- 2 teaspoons citric acid or 2 tablespoons lemon juice
- 1/4 cup white sugar (generously full)
- 1/4 cup packed brown sugar
- 1/4 teaspoon ground cinnamon
- 1 tablespoon all purpose flour
- 1 and 1/2 cup all purpose flour
- 1/4 cup white sugar (generously full)
- 1/4 cup packed brown sugar
- 1 and 1/2 teaspoons baking powder
- 3/4 teaspoons salt
- 1/2 cup chilled butter cut into small pieces
- 1/4 cup boiling water
- 1/4 cup sugar
- 1 and 1/2 teaspoons ground cinnamon
- 1/8 teaspoons nutmeg (optional)
- Using a large bowl mix the peach slices and the citric acid together.
- Add the sugars, cinnamon, and flour.
- Stir to evenly coat the peaches.
- Pour the peaches into greased 2 quart baking dish or 7 x 9 baking pan.
- combine flour, both sugars and baking powder and salt
- mix in the butter with a pastry blender or two forks.
- continue to mix until the mixture resembles coarse crumbs
- add the boiling water and mix until just combined
Remove the peaches from the oven and drop the cake topping in spoonfuls all over the top of the peaches.
- Sprinkle the cinnamon, sugar and nutmeg mixture over the whole dish
BAKE UNTIL TOPPING IS GOLDEN BROWN ABOUT 30 MINUTES
- cool 10 minutes in pan
- serve warm
More about Peaches!

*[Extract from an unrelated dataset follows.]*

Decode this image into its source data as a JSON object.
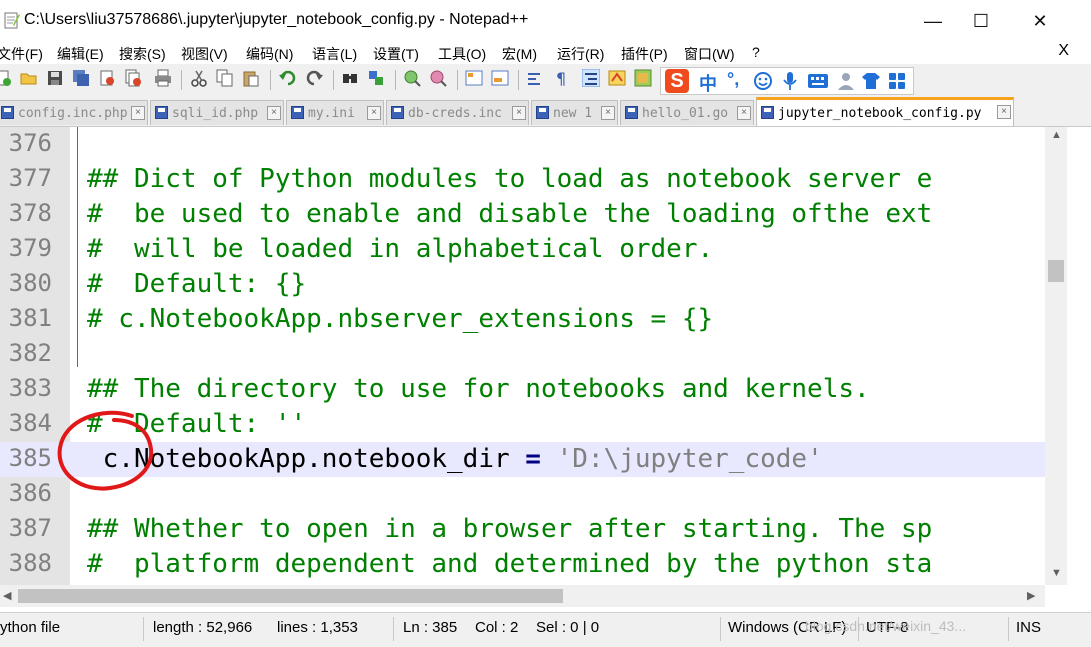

Peach Butter – Attainable Sustainable
Peeling, Canning and Drying Peaches – Common Sense Homesteading
Spiced Brandied Peaches – Homespun Seasonal Living
Peach Jam Two Ways – Common Sense Homesteading
Georgia Peach Cobbler – Timber Creek Farm
September is National Organic Harvest Month and to help you make the most of your harvests, I’ve teamed up with these other amazing bloggers. Please be sure to check out their tips and more: Rachel from Grow a Good Life – Kathie from Homespun Seasonal Living – Teri from Homestead Honey – Chris from Joybilee Farm – Susan from Learning and Yearning – Shelle from Preparedness Mama – Angi from SchneiderPeeps – Janet from Timber Creek Farm